● **Assignment**
I need the number of lines in the listing below that include the string "Showing", and only that number.

● **Data to examine**
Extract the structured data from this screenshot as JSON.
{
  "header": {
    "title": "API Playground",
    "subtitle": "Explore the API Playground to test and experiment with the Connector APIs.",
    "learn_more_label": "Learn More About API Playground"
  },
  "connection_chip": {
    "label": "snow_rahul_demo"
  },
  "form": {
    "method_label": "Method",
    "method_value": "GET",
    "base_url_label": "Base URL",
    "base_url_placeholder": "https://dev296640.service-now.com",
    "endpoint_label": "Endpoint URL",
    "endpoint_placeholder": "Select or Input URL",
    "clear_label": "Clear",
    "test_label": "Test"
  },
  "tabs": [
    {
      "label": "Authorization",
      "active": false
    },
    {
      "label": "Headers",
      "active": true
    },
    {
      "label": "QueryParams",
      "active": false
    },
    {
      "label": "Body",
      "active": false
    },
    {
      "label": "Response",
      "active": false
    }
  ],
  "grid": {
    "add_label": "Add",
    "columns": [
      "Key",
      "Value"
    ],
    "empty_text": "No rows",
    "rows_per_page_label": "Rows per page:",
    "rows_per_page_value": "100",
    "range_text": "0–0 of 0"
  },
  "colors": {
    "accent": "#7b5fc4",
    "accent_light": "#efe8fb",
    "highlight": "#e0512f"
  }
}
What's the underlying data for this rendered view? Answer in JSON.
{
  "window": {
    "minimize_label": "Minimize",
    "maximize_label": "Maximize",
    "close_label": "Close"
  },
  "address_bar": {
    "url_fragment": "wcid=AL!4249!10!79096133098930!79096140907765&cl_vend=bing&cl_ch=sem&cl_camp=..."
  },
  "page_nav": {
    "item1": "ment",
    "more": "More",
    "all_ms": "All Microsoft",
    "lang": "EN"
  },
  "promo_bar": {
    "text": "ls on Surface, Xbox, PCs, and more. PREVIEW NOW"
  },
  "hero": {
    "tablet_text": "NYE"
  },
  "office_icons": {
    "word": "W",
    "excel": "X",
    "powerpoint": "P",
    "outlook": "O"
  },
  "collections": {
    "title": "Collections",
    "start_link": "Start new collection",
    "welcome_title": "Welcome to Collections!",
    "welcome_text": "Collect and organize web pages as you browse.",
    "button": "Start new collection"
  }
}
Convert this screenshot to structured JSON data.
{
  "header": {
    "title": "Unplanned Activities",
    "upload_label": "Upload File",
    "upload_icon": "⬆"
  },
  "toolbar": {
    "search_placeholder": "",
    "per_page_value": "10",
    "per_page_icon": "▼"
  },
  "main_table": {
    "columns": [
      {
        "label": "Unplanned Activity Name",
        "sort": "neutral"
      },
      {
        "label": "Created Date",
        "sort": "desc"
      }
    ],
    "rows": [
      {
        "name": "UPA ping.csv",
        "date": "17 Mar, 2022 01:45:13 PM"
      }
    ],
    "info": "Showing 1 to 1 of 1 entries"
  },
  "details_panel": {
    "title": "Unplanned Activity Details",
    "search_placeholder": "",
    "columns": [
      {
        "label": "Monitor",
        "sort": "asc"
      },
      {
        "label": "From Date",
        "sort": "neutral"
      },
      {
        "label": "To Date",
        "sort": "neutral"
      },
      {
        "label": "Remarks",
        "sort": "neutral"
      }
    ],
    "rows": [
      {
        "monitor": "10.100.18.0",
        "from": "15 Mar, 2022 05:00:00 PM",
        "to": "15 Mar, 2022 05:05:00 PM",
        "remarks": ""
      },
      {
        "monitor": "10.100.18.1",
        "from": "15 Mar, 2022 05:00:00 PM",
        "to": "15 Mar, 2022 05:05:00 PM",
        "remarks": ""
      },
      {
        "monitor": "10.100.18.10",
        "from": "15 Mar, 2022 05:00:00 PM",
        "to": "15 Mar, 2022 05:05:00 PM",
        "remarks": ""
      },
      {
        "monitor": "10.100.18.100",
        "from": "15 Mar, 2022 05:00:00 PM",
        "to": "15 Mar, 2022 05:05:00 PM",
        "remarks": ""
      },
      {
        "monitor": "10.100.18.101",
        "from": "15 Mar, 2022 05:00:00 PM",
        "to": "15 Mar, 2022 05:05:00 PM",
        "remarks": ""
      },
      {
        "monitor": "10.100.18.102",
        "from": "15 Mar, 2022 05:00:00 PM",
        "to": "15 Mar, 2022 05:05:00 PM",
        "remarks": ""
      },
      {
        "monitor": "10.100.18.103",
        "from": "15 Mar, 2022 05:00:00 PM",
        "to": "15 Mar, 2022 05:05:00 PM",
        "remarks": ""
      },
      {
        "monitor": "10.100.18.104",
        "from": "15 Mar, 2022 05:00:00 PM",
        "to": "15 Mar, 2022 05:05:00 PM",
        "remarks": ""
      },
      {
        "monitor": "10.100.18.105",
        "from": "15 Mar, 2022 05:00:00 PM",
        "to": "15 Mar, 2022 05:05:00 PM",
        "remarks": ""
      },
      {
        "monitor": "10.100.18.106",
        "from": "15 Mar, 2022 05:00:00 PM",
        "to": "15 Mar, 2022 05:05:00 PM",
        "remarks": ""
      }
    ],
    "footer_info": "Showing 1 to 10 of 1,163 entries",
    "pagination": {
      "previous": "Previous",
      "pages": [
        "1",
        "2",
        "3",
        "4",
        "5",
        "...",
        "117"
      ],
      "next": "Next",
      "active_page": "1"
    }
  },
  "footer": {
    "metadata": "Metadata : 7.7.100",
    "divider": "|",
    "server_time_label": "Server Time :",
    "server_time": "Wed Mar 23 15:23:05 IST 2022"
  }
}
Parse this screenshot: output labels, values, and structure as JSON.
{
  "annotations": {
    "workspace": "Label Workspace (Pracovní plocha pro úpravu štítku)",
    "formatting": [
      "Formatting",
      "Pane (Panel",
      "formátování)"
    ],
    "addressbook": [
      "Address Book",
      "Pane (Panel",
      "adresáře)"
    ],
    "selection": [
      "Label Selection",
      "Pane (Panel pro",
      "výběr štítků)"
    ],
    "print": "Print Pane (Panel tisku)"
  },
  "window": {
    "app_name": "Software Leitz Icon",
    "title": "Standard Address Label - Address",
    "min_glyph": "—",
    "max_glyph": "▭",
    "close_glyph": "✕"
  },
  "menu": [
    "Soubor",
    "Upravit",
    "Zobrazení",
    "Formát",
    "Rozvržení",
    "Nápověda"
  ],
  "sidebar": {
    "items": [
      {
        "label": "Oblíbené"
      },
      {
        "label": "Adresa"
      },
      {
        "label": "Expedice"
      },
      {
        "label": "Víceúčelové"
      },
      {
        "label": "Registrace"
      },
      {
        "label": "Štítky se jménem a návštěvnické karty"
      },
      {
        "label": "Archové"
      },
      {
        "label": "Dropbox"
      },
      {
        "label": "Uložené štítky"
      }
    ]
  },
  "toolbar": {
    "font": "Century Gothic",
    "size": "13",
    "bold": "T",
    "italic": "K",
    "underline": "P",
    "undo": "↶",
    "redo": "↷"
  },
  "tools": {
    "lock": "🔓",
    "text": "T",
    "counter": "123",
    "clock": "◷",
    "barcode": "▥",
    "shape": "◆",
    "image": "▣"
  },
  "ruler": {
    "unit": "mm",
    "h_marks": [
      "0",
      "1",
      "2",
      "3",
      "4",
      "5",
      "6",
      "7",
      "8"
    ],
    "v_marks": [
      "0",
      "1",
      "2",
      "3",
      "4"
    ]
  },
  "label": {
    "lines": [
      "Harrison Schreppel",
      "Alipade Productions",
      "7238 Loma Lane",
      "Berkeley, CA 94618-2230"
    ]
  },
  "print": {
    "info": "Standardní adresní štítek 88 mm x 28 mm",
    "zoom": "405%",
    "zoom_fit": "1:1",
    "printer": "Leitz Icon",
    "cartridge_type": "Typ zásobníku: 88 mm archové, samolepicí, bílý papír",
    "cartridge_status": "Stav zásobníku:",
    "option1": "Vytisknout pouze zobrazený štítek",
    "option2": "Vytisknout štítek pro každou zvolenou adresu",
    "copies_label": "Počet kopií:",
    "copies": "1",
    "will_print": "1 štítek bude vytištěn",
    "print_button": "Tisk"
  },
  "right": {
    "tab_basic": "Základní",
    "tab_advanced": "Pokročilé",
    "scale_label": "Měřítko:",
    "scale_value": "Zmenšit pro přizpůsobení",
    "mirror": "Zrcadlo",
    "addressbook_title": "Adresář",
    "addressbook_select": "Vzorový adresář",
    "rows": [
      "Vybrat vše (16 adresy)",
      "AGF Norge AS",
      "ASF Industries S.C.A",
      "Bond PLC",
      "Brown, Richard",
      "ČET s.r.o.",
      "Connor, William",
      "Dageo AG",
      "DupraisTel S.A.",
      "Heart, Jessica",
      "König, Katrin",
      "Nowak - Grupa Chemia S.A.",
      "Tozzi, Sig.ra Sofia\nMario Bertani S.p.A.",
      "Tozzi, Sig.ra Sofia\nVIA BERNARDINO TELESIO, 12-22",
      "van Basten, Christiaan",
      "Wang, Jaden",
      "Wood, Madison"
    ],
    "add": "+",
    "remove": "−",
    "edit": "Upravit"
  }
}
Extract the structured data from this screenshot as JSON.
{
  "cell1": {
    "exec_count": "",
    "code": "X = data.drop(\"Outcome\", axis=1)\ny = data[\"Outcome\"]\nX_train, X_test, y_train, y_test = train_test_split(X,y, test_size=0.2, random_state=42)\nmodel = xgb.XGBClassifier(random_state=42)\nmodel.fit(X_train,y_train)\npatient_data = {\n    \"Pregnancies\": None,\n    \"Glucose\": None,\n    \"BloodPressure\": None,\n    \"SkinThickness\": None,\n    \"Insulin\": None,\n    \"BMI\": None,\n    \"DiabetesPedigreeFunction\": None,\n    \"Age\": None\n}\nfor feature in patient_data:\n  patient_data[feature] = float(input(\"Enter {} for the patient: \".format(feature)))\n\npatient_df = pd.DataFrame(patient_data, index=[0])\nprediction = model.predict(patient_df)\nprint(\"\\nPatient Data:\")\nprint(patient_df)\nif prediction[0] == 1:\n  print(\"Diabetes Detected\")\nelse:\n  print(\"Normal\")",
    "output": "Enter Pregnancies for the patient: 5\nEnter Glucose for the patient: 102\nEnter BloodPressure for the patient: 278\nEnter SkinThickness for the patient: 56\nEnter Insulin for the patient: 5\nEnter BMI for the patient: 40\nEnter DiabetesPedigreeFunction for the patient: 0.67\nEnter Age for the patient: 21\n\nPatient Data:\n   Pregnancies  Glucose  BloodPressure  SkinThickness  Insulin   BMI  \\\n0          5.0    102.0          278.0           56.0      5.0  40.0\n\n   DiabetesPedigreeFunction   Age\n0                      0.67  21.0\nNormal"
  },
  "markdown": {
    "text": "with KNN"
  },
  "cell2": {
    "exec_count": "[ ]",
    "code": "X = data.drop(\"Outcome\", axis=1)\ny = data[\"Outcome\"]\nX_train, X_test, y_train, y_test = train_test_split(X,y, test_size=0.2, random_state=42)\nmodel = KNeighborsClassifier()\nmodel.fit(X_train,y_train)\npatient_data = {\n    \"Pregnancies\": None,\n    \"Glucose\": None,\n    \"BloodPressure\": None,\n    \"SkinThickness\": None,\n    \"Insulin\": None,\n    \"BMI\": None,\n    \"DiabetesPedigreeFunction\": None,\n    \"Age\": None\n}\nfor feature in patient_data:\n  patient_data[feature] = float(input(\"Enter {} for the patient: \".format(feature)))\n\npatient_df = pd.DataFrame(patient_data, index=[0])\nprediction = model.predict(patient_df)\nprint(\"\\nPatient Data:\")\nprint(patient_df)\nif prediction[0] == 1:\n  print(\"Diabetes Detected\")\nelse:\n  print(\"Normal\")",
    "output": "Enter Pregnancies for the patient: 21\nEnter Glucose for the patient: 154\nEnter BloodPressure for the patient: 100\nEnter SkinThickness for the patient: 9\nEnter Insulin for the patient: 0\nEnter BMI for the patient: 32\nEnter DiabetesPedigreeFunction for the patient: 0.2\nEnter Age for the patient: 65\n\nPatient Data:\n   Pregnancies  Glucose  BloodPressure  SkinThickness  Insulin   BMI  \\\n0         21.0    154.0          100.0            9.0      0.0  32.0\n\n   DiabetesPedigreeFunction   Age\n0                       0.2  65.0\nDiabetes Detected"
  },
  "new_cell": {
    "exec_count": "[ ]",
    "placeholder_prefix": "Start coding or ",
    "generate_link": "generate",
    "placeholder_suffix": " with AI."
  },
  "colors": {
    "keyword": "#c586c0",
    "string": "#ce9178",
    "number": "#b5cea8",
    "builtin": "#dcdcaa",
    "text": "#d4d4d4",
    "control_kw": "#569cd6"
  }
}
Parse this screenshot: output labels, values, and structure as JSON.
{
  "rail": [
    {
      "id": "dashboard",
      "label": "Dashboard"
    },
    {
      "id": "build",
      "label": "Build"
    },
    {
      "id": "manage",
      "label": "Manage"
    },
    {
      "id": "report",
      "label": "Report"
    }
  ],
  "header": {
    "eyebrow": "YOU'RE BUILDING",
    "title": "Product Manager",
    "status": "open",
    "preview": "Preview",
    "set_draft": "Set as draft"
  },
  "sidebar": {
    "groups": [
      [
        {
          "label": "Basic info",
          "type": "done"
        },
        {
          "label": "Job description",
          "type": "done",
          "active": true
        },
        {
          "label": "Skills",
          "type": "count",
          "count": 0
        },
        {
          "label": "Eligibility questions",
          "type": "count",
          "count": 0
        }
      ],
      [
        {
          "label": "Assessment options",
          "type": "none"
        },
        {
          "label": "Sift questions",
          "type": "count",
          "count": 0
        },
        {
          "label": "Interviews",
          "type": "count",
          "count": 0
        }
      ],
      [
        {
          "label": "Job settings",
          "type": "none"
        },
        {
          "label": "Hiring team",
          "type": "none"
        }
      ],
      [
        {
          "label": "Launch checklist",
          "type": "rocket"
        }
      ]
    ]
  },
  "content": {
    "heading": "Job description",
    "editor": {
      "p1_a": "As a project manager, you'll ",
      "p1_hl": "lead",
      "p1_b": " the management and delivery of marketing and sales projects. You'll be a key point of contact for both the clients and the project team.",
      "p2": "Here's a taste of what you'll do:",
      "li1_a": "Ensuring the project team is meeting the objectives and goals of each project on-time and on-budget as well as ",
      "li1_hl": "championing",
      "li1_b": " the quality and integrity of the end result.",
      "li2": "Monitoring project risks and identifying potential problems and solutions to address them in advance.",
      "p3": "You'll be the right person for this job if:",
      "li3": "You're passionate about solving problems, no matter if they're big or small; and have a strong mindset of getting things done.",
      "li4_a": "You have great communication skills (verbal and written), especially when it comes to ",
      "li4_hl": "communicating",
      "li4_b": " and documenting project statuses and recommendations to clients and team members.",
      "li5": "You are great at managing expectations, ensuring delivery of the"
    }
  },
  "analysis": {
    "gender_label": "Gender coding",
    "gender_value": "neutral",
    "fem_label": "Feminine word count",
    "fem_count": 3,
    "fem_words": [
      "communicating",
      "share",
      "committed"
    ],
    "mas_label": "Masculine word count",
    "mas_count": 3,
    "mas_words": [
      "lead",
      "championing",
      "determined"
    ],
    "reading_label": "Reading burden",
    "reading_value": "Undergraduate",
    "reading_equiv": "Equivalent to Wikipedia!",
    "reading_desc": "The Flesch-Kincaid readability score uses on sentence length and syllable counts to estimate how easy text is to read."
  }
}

● **Result**
2